Klozar Weaving Project
Exhibition: Oct 29th-Nov 28th
Opening reception: Nov 1st 6-8pm
The Klozar Weaving Project started officially in 2014 by Shaghayegh Cyrous and Soheila Moayed Jafari, a mother and daughter living separately in the United States and Iran. The project is focused on supporting the women who are weaving the kilims and rugs in Iran by paying them higher than average wages. Additionally, the practice of hand weaving rugs and the traditional patterns from each family are passed on to future generations. This project was denied by the Iranian government for many years, seized by the US government for four months, then finally stopped in the middle of the Iran-US nuclear deal. Radioactive Rugs is a multimedia installation that transports you to explore the political barriers and journeys of this project.
Klozar Weaving (KW) is an organization aimed at supporting women weavers residing in the rural areas of Iran, such as Kurdistan, Sanandaj, Bijar, Hashtgerd, Eslam shahr, Tehran, and Nezam Abad. Through supply and distribution of these high quality crafts, Klozar creates a market for craftswomen whose art is at the edge of deterioration. KW was founded by Soheila Moayed Jafarie and Shaghayegh Cyrous in Hashtgerd, Iran in 2014. Soheila Jafarie hand picks the highest quality weaving and compensates the weavers twice the national average and they get commissioned before they start weaving.
Klozar Weaving has received many awards including the best cultural entrepreneur of Iran by cultural heritage of Tehran in 2015 and also nominated for a UNESCO award in 2015. KW keeps the hand woven industry alive because until now few were fighting to preserve this important artisan craft as many machines were taking over the work of hand weavers.
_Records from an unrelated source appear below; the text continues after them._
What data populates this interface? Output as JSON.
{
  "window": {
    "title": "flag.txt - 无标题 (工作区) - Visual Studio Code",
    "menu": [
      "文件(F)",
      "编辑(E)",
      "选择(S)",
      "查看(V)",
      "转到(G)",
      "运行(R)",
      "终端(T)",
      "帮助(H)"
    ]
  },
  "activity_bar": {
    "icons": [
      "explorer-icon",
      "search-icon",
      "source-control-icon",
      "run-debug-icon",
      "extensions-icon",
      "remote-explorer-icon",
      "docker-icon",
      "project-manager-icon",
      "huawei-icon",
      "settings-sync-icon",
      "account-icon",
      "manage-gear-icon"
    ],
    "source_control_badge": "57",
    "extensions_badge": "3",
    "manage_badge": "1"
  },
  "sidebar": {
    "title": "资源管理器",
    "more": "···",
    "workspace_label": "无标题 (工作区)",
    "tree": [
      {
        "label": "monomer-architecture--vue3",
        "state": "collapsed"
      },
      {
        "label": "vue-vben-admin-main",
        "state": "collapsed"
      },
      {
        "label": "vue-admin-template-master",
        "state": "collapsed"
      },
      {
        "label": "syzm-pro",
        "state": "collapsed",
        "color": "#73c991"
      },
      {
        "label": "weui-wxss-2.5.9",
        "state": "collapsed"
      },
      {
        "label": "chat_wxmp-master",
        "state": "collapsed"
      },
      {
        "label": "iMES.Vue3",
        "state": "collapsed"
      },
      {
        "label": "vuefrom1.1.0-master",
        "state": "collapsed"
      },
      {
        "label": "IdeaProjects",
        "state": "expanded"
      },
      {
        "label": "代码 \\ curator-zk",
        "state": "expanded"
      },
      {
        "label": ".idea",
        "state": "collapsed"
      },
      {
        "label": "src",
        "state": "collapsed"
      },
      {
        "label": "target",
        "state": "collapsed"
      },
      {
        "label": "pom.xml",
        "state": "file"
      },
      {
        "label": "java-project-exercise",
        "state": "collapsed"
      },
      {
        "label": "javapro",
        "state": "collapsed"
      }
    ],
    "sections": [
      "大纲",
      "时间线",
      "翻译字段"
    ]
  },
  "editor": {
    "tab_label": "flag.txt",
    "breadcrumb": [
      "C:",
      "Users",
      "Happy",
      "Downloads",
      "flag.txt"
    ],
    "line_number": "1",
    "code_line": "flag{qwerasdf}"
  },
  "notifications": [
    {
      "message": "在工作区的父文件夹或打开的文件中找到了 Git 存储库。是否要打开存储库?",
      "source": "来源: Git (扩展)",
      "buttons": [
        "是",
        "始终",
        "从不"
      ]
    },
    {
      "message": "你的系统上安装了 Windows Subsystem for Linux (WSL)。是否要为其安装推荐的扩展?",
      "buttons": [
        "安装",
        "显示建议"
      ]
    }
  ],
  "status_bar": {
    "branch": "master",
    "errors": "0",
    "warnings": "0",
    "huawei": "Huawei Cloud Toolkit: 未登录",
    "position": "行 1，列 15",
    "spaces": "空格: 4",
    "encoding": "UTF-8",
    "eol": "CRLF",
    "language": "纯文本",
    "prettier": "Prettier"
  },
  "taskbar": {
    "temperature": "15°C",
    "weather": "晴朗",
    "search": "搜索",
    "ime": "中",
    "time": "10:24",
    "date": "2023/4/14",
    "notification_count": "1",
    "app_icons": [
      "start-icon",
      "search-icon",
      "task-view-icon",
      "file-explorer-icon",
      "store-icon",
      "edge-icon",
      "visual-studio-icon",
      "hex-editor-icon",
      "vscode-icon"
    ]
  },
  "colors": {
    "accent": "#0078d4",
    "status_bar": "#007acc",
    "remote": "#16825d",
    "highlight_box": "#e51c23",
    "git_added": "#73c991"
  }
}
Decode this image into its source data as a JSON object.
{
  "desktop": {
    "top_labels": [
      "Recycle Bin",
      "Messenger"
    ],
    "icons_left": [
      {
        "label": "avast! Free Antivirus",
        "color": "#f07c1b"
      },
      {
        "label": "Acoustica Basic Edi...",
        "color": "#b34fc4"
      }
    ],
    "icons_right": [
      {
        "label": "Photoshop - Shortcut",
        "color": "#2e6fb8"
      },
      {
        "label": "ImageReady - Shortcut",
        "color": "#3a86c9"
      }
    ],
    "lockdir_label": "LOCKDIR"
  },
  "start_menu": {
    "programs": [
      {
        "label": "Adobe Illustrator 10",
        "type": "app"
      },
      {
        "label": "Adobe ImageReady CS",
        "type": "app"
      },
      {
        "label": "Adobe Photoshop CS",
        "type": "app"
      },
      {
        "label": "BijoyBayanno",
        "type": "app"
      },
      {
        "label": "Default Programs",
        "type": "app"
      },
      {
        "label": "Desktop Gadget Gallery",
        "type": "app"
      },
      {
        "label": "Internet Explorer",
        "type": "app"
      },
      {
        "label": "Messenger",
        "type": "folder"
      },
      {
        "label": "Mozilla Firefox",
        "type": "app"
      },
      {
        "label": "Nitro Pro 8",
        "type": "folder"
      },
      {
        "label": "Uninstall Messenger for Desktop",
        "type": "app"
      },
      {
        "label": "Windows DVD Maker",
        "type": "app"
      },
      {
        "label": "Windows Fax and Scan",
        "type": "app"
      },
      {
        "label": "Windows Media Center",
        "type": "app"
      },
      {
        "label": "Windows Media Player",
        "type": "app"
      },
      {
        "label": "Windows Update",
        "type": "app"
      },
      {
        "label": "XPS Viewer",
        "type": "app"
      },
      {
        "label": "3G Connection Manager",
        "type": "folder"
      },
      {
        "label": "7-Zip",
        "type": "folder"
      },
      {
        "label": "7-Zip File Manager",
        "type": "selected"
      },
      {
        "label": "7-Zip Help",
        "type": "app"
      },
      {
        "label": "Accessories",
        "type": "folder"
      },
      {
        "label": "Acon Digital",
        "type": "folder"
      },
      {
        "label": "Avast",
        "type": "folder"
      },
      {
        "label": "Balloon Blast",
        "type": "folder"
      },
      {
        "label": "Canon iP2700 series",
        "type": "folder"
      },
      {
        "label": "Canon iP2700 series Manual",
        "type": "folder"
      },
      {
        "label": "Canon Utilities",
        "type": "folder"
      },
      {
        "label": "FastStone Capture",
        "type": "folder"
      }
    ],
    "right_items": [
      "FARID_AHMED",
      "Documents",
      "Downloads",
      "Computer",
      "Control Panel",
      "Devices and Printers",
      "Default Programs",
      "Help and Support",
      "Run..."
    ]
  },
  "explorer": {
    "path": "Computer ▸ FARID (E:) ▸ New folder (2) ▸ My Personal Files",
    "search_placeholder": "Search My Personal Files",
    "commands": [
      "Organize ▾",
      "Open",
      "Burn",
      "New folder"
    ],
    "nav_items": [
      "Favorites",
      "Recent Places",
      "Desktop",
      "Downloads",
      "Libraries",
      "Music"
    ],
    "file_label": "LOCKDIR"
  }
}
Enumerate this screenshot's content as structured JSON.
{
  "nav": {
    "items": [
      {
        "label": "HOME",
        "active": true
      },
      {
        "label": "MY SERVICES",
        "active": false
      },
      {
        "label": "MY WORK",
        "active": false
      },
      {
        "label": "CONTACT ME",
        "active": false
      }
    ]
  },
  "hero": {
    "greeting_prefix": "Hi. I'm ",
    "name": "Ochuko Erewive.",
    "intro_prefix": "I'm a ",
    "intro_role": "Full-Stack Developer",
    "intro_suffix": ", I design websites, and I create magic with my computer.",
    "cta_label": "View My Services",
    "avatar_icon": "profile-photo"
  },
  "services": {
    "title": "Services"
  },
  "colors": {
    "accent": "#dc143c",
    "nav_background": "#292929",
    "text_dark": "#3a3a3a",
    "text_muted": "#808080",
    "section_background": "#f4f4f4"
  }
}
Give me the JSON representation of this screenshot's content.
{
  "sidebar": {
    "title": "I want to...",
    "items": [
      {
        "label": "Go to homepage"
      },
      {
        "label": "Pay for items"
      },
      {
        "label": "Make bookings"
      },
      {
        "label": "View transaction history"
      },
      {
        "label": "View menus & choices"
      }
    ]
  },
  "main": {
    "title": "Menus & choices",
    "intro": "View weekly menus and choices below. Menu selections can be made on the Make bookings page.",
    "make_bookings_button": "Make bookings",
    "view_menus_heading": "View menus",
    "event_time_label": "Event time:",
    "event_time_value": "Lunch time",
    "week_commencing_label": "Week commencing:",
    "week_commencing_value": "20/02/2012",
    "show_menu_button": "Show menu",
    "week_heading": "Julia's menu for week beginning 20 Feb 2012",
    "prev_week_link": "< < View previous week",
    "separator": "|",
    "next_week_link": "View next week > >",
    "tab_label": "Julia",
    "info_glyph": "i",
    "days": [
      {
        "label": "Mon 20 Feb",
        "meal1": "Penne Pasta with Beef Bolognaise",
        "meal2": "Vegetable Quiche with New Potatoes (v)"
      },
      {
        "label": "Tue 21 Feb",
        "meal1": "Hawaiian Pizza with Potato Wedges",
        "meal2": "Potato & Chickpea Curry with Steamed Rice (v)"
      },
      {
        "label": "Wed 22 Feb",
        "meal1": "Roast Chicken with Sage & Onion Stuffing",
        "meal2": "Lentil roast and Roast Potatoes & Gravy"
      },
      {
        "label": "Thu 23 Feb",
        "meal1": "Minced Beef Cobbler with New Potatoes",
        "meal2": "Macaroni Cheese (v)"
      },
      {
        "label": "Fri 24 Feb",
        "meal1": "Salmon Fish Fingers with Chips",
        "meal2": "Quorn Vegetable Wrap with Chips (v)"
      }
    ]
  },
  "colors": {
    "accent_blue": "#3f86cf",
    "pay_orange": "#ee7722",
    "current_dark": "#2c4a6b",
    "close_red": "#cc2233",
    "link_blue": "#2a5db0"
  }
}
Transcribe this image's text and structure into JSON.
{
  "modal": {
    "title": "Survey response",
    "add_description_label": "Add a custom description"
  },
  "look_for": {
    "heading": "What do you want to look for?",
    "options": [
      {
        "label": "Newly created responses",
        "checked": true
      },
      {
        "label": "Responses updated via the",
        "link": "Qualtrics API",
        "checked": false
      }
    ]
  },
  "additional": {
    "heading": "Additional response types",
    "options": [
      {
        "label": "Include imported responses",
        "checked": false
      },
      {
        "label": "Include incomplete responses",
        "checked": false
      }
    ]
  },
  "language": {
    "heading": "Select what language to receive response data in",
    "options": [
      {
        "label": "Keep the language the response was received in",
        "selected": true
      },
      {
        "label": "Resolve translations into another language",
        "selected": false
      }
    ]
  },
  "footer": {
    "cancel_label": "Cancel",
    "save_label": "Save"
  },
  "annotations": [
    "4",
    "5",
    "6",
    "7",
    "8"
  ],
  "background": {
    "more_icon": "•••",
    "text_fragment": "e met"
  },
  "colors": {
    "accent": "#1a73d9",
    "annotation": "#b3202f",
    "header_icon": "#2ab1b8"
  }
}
KW brings back the traditional colors and patterns that were going to die out and re-purposes the weaving for a more contemporary use and introduction to the next generation.
KW is focused on changing the power dynamic between the product and weavers who are weaving the kilims and carpets. Each bag has its label identifying who made it and where they made it. The label also gives the name of the traditional design that has been passed down through their family for many generations, such as brides crown and apple blossoms. Most of these patterns are passed down to the next generation by a song that tells the weaver what pattern and color they should use as they keep singing and weaving.